So you're nearing the end of a trailday, and ready to make camp a ways down the trail...it starts raining. You put on your rainjacket, packcover, whatever it is you do. What about your shoes? If you're not wearing gore-tex boots, how do you deal with the sopping trailrunners that're inevitable going to be wet when you wake up in the morning and prepare to move on? I'm sure this is a very basic topic, but am I missing something? Waterproof sock liners?

Luke Ludwig
(ludwigl) - MLife

Locale: Minnesota
Re: Rain and Footwear on 03/13/2007 18:19:00 MDT Print View

Well hopefully you selected trail runners that absorb as little moisture as possible. During the night dry your socks and insoles in your sleeping bag and then in the morning your shoes will be wet, but not sopping wet. Not the kind of wet that destroys your hike, but the kind that you can barely feel through your socks. And as soon as you get some decent weather your shoes should dry out quickly on the trail since they are breathable.
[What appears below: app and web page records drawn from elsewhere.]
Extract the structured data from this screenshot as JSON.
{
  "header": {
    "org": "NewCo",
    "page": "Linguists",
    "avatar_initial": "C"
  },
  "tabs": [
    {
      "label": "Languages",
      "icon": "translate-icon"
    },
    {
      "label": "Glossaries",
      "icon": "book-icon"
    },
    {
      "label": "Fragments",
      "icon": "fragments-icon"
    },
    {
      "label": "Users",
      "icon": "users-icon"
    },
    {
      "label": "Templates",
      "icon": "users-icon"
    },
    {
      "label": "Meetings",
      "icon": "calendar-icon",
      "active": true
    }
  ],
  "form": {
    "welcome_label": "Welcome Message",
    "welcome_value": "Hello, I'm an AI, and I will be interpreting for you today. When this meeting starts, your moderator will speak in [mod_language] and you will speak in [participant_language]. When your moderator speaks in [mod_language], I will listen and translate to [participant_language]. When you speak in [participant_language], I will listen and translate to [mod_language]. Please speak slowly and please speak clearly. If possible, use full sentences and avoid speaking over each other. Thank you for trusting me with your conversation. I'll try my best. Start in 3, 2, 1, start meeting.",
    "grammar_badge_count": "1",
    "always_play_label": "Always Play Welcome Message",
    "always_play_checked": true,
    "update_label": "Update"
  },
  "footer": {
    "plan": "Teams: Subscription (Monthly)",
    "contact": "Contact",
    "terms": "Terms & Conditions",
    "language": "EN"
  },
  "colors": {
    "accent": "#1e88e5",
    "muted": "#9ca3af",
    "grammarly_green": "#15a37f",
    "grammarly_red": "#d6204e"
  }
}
Douglas Frick
(Otter) - MLife

Locale: Wyoming
Re: Rain and Footwear on 03/13/2007 22:57:12 MDT Print View

> how do you deal with the sopping trailrunners that're inevitable going to be wet when you wake up in the morning and prepare to move on?


When I crawl in, I wring out my socks and put on my dry pair, take the insoles out of the shoes, and turn the shoes upside down in the vestibule to drain overnight. In the morning, I put the wet socks and shoes back on (yuck). If it has stopped raining then they'll soon dry out, otherwise they'll get wet anyway. My Gore-Tex boots and Gore-Tex XCR runners all wet out within a day, so I've found I'm better off with runners that drain and dry quicker. (I have a pair of Rocky Gore-Tex socks, but I haven't tried them yet. I'm saving them for freezing wet.)
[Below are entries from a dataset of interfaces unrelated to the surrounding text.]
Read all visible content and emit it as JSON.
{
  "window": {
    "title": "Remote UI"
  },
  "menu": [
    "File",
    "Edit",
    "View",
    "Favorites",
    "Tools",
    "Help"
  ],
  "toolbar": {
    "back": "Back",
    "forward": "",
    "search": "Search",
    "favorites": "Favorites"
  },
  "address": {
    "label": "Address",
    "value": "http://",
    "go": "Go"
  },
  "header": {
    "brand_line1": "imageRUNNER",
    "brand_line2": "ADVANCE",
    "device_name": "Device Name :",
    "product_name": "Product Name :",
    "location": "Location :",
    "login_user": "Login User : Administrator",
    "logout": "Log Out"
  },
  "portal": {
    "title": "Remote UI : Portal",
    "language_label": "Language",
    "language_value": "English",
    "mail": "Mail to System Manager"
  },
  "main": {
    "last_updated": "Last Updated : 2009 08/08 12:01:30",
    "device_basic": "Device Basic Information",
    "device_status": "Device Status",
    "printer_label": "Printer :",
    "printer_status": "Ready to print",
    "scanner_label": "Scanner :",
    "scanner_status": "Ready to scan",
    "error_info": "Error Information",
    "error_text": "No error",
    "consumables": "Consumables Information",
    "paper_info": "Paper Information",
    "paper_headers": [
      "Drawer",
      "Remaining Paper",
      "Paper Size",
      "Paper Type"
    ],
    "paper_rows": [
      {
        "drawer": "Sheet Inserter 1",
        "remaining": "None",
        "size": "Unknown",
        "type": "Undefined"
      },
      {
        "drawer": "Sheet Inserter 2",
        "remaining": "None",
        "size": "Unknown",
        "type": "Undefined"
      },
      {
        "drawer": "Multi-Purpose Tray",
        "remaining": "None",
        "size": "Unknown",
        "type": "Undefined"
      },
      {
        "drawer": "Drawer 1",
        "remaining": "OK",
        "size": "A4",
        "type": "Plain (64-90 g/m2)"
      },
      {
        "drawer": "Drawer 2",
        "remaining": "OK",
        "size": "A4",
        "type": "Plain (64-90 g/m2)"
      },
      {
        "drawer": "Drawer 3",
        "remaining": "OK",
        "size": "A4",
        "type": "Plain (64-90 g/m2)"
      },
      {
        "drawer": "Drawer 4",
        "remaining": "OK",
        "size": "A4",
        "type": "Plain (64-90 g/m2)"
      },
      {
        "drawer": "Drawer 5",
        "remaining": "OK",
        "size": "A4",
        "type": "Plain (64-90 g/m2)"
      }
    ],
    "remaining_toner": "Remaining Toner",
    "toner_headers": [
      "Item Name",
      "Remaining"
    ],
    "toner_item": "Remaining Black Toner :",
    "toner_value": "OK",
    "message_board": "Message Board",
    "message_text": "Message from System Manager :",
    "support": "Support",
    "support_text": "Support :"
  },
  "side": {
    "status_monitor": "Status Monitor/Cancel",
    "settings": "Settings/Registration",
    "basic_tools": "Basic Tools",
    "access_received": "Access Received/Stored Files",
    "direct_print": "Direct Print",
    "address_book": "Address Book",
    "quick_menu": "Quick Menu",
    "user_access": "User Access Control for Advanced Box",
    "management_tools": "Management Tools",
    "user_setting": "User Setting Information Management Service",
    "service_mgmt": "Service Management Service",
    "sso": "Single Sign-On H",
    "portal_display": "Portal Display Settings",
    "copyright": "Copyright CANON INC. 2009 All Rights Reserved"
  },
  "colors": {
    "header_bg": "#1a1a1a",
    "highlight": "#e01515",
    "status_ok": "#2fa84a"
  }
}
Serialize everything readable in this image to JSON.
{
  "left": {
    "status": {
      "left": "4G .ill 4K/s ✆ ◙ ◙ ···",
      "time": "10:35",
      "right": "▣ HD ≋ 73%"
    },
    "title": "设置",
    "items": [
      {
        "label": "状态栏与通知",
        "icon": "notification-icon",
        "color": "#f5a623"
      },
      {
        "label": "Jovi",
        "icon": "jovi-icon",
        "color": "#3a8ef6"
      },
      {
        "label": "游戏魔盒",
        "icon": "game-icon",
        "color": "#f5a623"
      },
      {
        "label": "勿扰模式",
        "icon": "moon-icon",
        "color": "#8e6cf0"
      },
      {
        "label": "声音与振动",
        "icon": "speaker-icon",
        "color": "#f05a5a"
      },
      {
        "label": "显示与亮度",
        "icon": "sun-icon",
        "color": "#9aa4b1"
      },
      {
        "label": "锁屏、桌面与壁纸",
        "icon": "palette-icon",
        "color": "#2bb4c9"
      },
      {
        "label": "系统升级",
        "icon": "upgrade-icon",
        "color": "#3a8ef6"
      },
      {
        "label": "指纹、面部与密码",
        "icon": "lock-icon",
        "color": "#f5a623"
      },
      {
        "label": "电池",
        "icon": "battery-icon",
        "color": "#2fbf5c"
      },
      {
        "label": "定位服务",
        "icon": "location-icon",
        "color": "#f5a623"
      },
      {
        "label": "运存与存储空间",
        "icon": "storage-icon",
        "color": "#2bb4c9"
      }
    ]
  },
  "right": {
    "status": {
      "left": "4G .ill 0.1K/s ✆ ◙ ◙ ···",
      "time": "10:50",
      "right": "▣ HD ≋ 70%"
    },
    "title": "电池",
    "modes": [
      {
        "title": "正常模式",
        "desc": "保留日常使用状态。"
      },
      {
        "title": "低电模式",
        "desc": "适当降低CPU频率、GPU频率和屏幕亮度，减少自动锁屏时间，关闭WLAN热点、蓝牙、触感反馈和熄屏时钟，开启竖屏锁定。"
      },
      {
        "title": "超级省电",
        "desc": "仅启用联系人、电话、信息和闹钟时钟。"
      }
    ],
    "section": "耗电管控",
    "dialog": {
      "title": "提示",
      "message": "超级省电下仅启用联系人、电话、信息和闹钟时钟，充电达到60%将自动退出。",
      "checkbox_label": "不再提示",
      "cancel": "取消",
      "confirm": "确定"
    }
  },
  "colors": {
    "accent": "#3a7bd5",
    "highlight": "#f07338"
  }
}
Edited by Otter on 03/13/2007 22:58:49 MDT.

Einstein X
(EinsteinX) - F

Locale: The Netherlands
Re: Rain and Footwear on 03/22/2007 10:41:15 MDT Print View

>>....but am I missing something?<<

Half way through my two week hike through Scotland my GTX boots got wet: the water was deeper than my boots were high. The shoes only got dry after being home two days. I prefer trailrunners that are anything but waterproof, but which will dry quickly so if they get wet I know they'll be dry again during the hike and not after.

Eins